This week in Film school, Mr Henderson taught us all about wireless microphones. First of all there are two types of wireless mics in our room… The Lapel microphone and the Hand-Held microphone. The lapel microphones are delicate, so you must be extremely careful when your handling them. The lapel microphones sit on the Lapel (Chest) of your jacket or shirt. When you use it you have to take the whole box so you don’t lose any parts of the microphone. When you use the microphones, you must use a tripod. With the two packs, there is an R for Receiver and a T for Transmitter. The R goes on the hand strap and gets connected to the camera with the cable. The T is with the actor and is connected to the microphone cord.

Royalty Free Music

This week in film school our third clinic with Mr Galluccio we learnt all about royalty free music and what music to use and what music not to use. We were told that we weren’t meant to use popular songs on our films and we should steer clear of copyrighted music. We also learnt that adding music to your film increases the level of WOW! We learnt that we should only ever use appropriate music that fits in with the film and to use music that makes you think.


Shotlists And Storyboards

Our second clinic this week, with Ms Williamson we learnt all about shotlists and storyboards. One of the main things that I took away from this clinic is the percentage of time for each of the three stages of making a movie.

Planning- 60%              Production/ Filming- 10%                   Editing- 30%.

Also, another thing we learnt is that creating a storyboard is one of the most important things to do when creating a film. A storyboard is a graphic representation of how your film will unfold, shot by shot. It is made up of a lot of squares with illustrations or pictures representing each shot, with notes about what’s going on in the scene and what’s being said.

Editing Clinic

This week in Film school our first clinic, with Mr Henderson we learnt all about editing and using Adobe Premier. The main thing that I took away from this clinic is the percentage of time for each of the three stages of making a movie.

Planning- 60%              Production/ Filming- 10%                   Editing- 30%

On Adobe Premier when you create a film, the top bar should be on ‘Effects’ and it will light up in blue. To add a video hold ALT TAB and select video and then drag into V-1 which stands for Video-1. The same thing with audio but into A-1 which stands for Audio-1. To cut the video, just slide video on V-1,V-2 or V-3. slide from the back of the video and it will cut.

Audio Booth Clinic

In our second clinic this week with Ms Williamson this week, we learnt all about the two audio booths in our classrooms. The main rule is that there is a five minute limit. A few rules are: Have a script in front of you which you have already rehearsed, a maximum of two people in the booth at a time, no food, clean up your mess, leave the mic on the bench on all times, leave the USB on the bench once you’ve finished, make sure the mic and stand are secure, don’t touch the Mic while recording.

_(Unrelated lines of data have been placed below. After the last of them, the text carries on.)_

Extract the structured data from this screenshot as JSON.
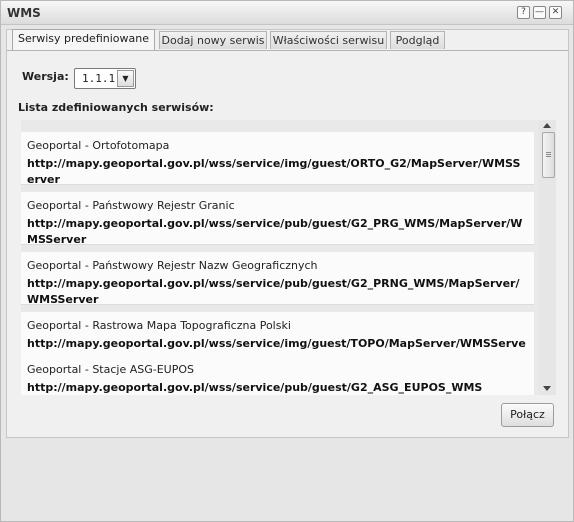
{
  "window": {
    "title": "WMS",
    "help_glyph": "?",
    "minimize_glyph": "—",
    "close_glyph": "✕"
  },
  "tabs": [
    {
      "label": "Serwisy predefiniowane",
      "active": true
    },
    {
      "label": "Dodaj nowy serwis",
      "active": false
    },
    {
      "label": "Właściwości serwisu",
      "active": false
    },
    {
      "label": "Podgląd",
      "active": false
    }
  ],
  "version": {
    "label": "Wersja:",
    "selected": "1.1.1"
  },
  "list": {
    "label": "Lista zdefiniowanych serwisów:",
    "items": [
      {
        "name": "Geoportal - Ortofotomapa",
        "url": "http://mapy.geoportal.gov.pl/wss/service/img/guest/ORTO_G2/MapServer/WMSServer"
      },
      {
        "name": "Geoportal - Państwowy Rejestr Granic",
        "url": "http://mapy.geoportal.gov.pl/wss/service/pub/guest/G2_PRG_WMS/MapServer/WMSServer"
      },
      {
        "name": "Geoportal - Państwowy Rejestr Nazw Geograficznych",
        "url": "http://mapy.geoportal.gov.pl/wss/service/pub/guest/G2_PRNG_WMS/MapServer/WMSServer"
      },
      {
        "name": "Geoportal - Rastrowa Mapa Topograficzna Polski",
        "url": "http://mapy.geoportal.gov.pl/wss/service/img/guest/TOPO/MapServer/WMSServer"
      },
      {
        "name": "Geoportal - Stacje ASG-EUPOS",
        "url": "http://mapy.geoportal.gov.pl/wss/service/pub/guest/G2_ASG_EUPOS_WMS"
      }
    ]
  },
  "connect_button": "Połącz",
  "colors": {
    "window_bg": "#e6e6e6",
    "item_bg": "#fbfbfb",
    "list_bg": "#e9e9e9"
  }
}
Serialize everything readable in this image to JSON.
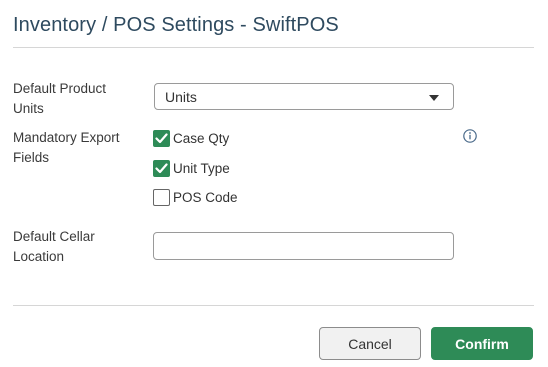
{
  "dialog": {
    "title": "Inventory / POS Settings - SwiftPOS"
  },
  "fields": {
    "default_product_units": {
      "label_line1": "Default Product",
      "label_line2": "Units",
      "selected_value": "Units",
      "caret_icon": "caret-down-icon"
    },
    "mandatory_export_fields": {
      "label_line1": "Mandatory Export",
      "label_line2": "Fields",
      "info_icon": "info-icon",
      "options": [
        {
          "label": "Case Qty",
          "checked": true
        },
        {
          "label": "Unit Type",
          "checked": true
        },
        {
          "label": "POS Code",
          "checked": false
        }
      ]
    },
    "default_cellar_location": {
      "label_line1": "Default Cellar",
      "label_line2": "Location",
      "value": "",
      "placeholder": ""
    }
  },
  "footer": {
    "cancel_label": "Cancel",
    "confirm_label": "Confirm"
  },
  "colors": {
    "title": "#2e4a5f",
    "accent_green": "#2e8b57",
    "info_blue": "#4a6a8a"
  }
}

Zoom Camera

This week in week two, our first clinic, called ‘zoom cameras’ with Mr Henderson, our class and grade learnt a lot about zoom cameras. Some of the things that we learnt about the actual camera is that it has an incredible microphone. It is less safe as it doesn’t have a hand strap so you have to be careful with it. To activate the mic, you have to press the push button and lift up the mic so it faces the actors. To zoom there are three levels, first you touch the touch screen and icons will come up. Then, slide the magnifying glass to + or to –

Point and Shoot Camera

In Mr Galluccio’s clinic ‘presenting your piece to the camera’ we learnt that there are three key things to do to present to the camera.
1.Plan what to do, what to say and what to act like. For example, you can jot notes, write a script, think about why you are presenting and who to.
2. Rehearse and warm up. Be e ready and don’t go on cold, breathing and voice exercises help too, as does gunshot warm ups help.
3. Eye line to camera. Make sure you always look at the camera otherwise it looks like you are lying, and you don’t know what to say.